First and foremost, I want to address one of the issues Senator Mason raised. He said that the profile of universities has changed somewhat from what it was 20 or 30 years ago. I completely agree—it has. Twenty or 30 years ago, people got their education for free. Nowadays, students are paying more than ever for their university degrees. Students are paying more than ever for their education, but with limited services. They are working long hours because the youth allowance, if they are able to get it—and that is another issue, which is in debate—is not sufficient to cover their costs. Living costs for university students have risen dramatically in the last decade. Students are paying more than ever, not just for the piece of paper that they get at the end but for their entire university career, but with absolutely limited support, advice and services. That is what this bill is trying to address. When students are paying more than ever for their education, we need to ensure that they have the support to maximise opportunities, to ensure that their university career is the best it can possibly be. That is what this legislation is attempting to deal with—to ensure that the services are there when they need them, that the advice is there when they need it. If they need support and advocacy to challenge an unfair decision made by a university board, they have somewhere to go and someone to act as an advocate for them. That is what this bill is aiming to achieve.

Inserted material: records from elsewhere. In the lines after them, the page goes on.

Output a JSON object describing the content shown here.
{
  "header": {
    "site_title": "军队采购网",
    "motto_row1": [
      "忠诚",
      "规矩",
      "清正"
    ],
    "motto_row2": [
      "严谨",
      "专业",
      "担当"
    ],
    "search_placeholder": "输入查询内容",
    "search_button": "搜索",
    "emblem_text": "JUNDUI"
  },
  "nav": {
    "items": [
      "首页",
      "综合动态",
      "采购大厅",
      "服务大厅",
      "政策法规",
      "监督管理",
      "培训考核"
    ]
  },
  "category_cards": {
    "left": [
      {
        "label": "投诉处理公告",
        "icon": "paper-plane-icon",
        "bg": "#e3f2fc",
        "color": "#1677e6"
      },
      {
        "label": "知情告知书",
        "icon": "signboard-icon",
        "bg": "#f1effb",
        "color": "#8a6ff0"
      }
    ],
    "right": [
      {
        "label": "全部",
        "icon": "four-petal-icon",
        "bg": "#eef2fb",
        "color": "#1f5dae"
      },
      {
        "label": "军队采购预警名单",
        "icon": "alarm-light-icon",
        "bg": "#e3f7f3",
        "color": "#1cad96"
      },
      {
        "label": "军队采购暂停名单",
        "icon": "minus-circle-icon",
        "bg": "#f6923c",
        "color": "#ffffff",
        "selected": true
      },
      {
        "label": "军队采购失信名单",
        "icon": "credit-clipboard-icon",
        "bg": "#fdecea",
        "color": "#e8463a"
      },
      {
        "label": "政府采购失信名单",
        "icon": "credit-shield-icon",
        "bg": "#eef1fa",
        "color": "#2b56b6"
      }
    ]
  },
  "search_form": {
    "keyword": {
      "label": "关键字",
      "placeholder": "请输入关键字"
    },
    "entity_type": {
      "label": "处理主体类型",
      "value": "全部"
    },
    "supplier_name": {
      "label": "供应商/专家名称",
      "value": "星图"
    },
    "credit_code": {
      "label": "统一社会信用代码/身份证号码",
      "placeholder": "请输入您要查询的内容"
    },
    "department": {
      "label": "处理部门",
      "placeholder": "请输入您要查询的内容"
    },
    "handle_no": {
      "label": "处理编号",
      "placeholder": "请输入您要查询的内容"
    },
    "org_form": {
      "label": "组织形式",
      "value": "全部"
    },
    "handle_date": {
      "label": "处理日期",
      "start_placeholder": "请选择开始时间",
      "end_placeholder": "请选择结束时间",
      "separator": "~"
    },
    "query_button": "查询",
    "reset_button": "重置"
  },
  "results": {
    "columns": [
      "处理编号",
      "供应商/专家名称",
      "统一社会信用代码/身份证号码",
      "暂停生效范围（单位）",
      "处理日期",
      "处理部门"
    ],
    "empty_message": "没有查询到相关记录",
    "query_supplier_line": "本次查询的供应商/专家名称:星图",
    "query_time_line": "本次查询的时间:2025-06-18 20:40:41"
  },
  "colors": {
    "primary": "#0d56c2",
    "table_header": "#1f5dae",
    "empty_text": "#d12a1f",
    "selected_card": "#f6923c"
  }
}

There has been a long debate, not just today and yesterday but in the other place as well, about the politics of this issue. When it comes down to it, you are paying $30,000 or $40,000—which is what my HECS bill was; I paid $40,000 for my education. I needed support, advice and advocacy to ensure that my university career was the best it could possibly be and I was lucky enough to have that. Nowadays we are asking students to pay more than ever, with limited support and limited advice. This bill is trying to ensure that university students get a holistic experience so that when they graduate they do not just get a piece of paper which says, ‘You have this degree,’ but they have the networks, the support and the hands-on experience to give them the edge out in the workforce. As I said, I think this bill is far from perfect, but it is better than the situation we have now.